Even when diesel began to replace steam, the Roundhouse continued to be used and it was not until 1962 that the last steam locomotives stored in the Roundhouse were sent to Perth and diesel maintenance transferred to The Lochgorm Works. The Roundhouse was then left to its fate.

Beyond the Water Tower, the Highland Railway constructed a simple loading bank for coaling the locomotives, but this was quickly superseded by a curious wooden shed where the coal was loaded into small wheeled trolleys that ran on rails on a raised platform at a height above the locomotives. The trolleys were then tipped out through openings in the shed side into the tender of the locomotives drawn up on a line alongside. This plant required an operational crew of 17 men. This arrangement for recoaling the locomotives lasted until 1935 when the LMS replaced the shed with one of their standard concrete mechanical coaling plants.
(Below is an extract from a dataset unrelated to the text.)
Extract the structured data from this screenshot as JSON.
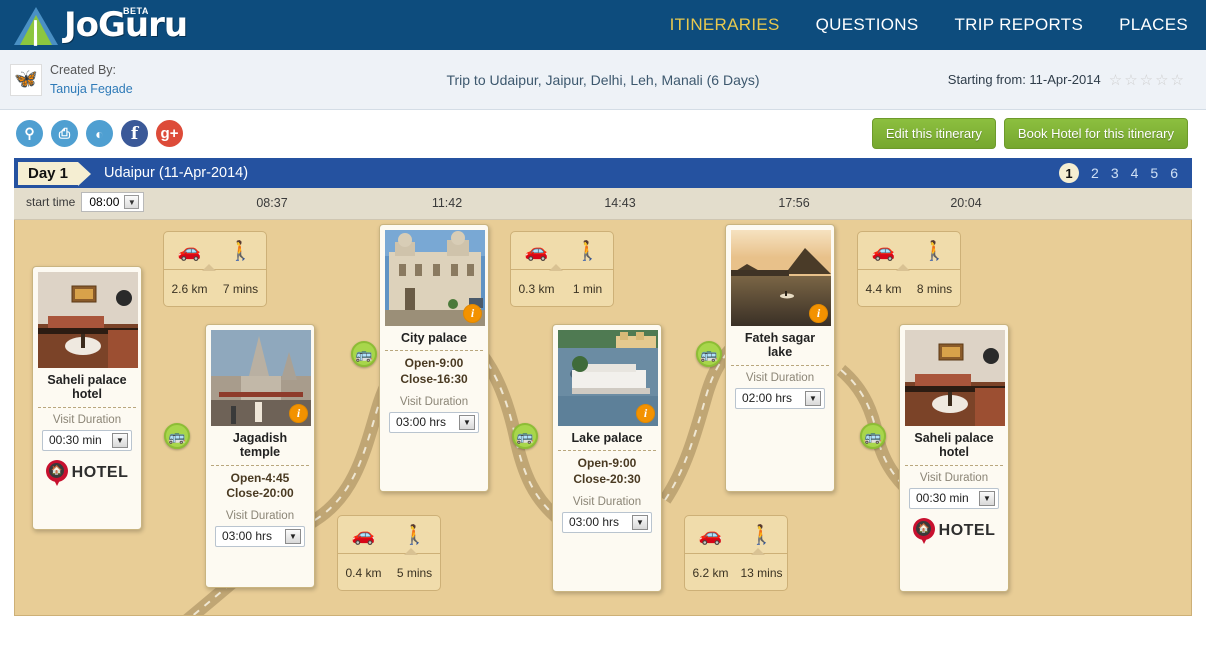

The Inverness Auction Mart had been established in a small area of the goods yard to the south west of the Roundhouse site in 1904. After demolition of the Roundhouse in 1963, the auction mart expanded and the site was occupied with extensive livestock pens at around 1970. These remained until 1997 when the auction mart closed and moved to Dingwall. The Roundhouse site was then converted to a rough car-parking site.

Part 2 of this history is in the January 2004 newsletter.